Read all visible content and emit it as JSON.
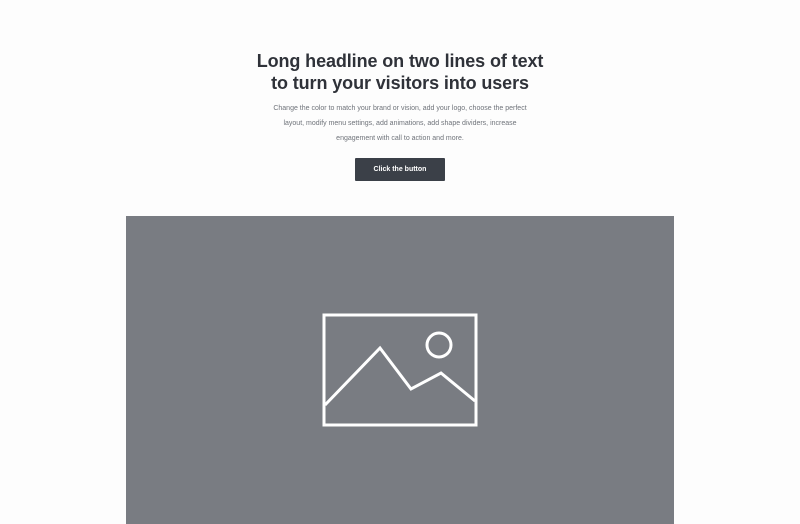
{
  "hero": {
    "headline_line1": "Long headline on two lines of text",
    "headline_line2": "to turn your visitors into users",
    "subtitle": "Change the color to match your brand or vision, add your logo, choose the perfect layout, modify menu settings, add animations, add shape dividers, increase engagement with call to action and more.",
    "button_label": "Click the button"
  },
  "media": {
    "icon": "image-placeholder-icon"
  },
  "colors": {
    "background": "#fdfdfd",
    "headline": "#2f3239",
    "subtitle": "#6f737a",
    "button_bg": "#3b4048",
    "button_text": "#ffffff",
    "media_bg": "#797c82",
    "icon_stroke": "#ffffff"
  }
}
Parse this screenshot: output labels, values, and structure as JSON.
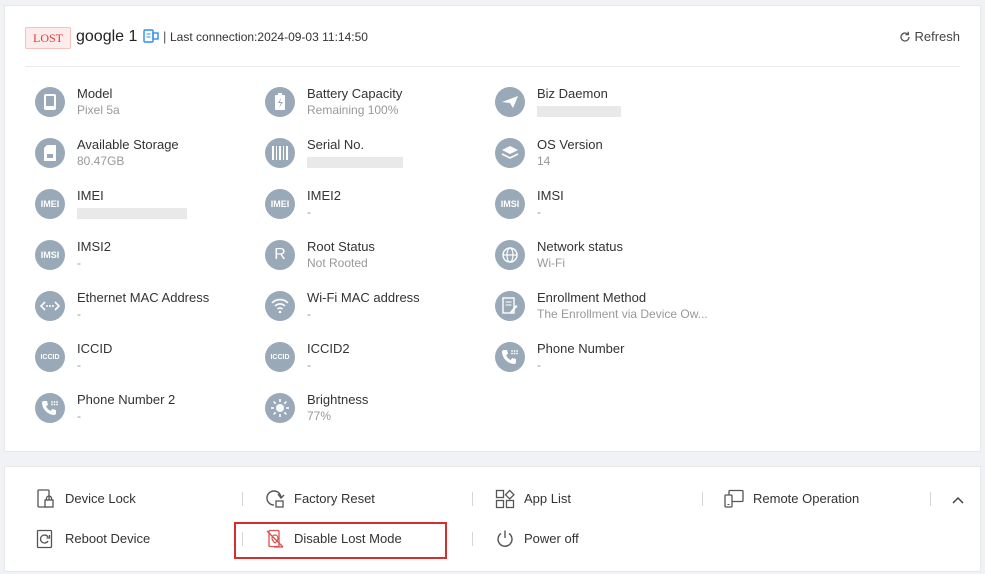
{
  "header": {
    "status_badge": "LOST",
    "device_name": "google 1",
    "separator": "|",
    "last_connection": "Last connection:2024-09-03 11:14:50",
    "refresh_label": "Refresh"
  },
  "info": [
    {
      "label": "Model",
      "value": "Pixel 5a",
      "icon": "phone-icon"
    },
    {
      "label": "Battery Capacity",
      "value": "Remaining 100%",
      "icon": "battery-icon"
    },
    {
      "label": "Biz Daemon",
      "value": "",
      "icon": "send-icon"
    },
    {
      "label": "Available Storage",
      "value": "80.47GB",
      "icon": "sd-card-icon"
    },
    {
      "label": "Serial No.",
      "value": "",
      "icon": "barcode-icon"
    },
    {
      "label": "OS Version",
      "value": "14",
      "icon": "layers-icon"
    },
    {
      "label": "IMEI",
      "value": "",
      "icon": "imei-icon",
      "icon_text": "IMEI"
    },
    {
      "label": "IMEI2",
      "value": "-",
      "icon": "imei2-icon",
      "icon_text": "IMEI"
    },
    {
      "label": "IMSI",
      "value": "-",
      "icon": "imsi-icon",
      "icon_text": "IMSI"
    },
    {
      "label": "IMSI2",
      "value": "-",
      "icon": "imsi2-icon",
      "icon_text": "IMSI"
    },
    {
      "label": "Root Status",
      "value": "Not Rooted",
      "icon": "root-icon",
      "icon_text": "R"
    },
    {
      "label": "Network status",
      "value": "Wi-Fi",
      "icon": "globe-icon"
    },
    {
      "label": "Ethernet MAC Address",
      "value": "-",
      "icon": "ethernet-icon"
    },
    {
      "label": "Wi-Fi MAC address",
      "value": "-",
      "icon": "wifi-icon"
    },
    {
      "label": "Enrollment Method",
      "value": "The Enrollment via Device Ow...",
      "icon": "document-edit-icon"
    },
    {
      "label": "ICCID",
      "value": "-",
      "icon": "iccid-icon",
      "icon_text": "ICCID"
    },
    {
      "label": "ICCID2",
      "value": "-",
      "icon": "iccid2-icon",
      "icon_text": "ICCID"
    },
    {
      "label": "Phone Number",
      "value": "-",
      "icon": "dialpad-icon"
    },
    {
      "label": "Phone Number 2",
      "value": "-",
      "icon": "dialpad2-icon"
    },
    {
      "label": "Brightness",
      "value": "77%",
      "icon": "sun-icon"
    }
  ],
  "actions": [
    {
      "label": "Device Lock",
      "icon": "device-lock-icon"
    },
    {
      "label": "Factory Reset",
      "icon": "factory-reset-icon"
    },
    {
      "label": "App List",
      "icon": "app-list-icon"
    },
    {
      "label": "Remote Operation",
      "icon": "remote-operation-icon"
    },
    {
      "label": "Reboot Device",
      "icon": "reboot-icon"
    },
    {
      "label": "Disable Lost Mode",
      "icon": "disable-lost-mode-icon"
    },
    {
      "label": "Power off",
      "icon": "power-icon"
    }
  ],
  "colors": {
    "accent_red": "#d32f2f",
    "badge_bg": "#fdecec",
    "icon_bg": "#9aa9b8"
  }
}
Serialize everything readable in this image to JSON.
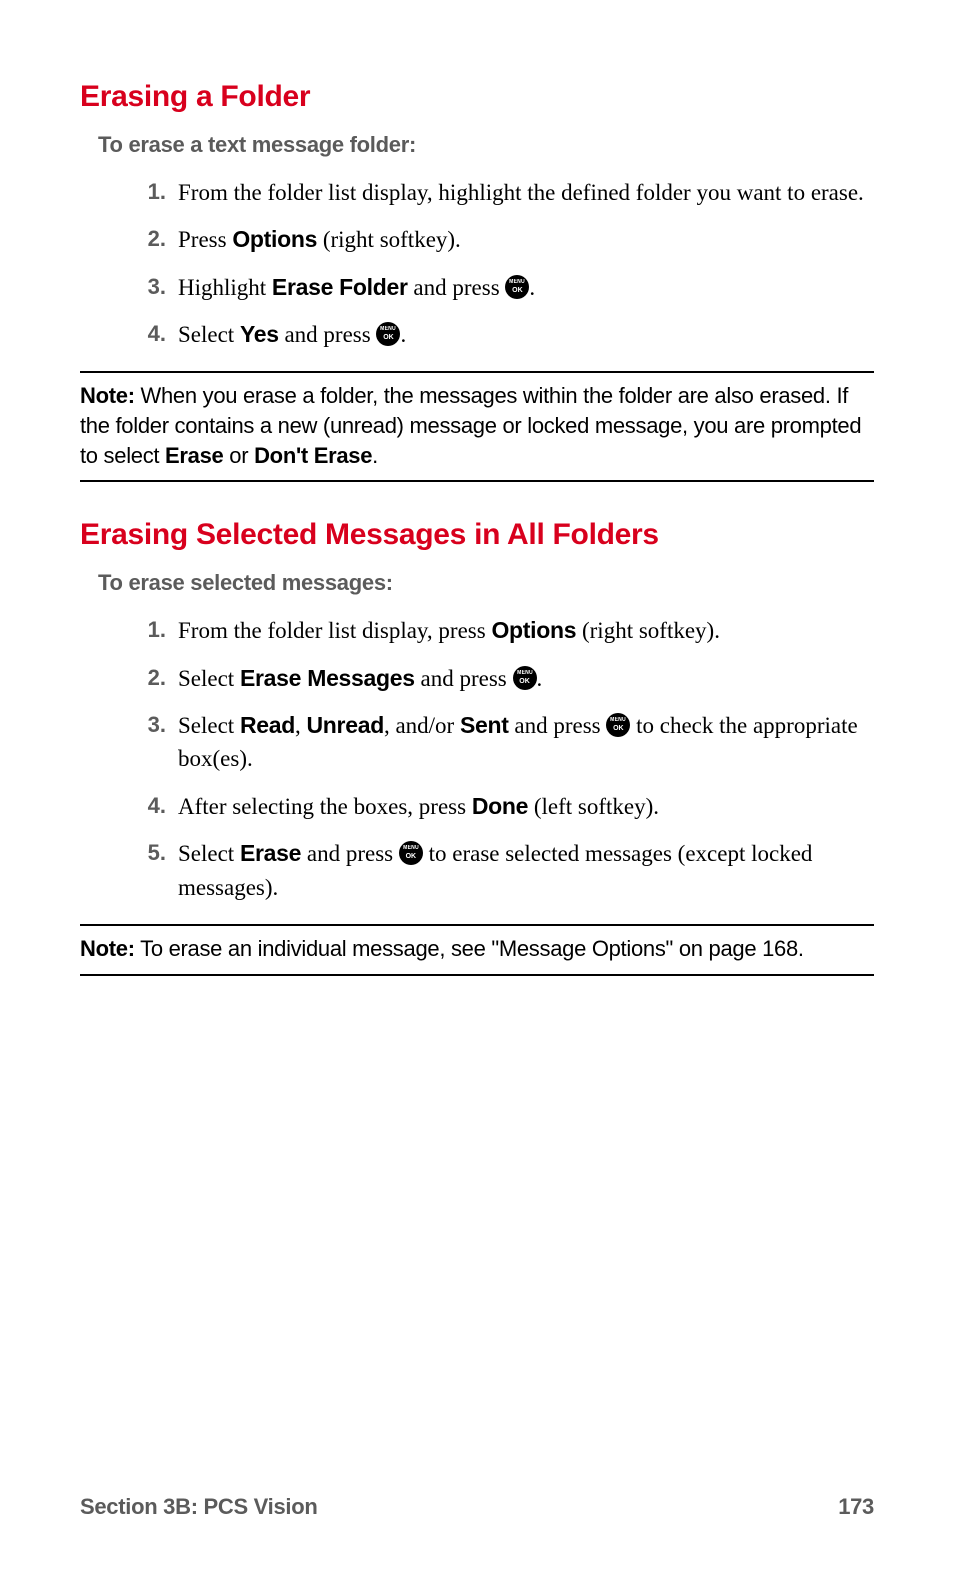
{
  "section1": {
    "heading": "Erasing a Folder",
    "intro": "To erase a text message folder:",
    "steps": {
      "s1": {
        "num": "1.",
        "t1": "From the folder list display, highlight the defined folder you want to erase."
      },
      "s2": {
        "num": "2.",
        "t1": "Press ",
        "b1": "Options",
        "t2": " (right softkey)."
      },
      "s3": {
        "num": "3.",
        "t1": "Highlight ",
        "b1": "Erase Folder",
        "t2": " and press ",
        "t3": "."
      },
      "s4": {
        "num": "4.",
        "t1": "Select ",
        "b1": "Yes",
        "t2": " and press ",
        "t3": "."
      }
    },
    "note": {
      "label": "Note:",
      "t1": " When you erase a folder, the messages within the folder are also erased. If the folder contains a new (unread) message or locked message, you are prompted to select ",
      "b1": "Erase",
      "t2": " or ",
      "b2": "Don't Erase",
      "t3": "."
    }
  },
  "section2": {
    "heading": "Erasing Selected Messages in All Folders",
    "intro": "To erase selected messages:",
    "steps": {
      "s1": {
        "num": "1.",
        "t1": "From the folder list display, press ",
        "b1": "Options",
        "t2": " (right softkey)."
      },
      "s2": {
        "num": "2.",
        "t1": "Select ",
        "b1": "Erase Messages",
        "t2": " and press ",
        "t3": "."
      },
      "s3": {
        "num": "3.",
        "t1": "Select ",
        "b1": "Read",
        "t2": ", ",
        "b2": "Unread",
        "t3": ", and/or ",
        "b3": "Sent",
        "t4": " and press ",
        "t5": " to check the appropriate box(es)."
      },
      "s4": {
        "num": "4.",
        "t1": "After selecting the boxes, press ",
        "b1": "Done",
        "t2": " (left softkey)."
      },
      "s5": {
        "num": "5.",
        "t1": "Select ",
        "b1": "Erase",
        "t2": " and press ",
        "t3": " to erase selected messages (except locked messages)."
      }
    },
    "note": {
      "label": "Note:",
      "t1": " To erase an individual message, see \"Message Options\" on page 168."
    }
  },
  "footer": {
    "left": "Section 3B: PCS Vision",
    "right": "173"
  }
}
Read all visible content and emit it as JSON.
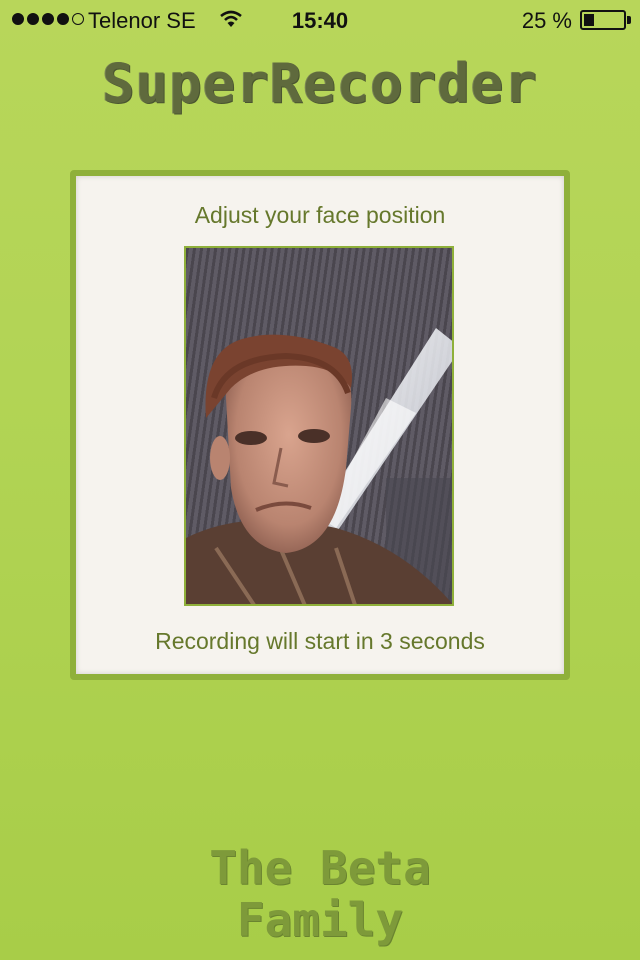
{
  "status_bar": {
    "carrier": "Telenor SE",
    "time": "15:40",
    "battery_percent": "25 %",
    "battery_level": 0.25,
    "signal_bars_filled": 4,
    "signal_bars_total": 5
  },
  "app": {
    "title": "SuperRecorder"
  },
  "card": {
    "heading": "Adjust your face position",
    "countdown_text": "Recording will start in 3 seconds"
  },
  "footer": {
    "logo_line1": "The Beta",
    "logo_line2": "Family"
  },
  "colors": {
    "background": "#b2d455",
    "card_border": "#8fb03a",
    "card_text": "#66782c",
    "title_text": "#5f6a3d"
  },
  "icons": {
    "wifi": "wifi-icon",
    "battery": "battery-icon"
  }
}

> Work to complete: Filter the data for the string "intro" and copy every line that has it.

> Task response:
    "intro": "To erase a text message folder:",
    "intro": "To erase selected messages:",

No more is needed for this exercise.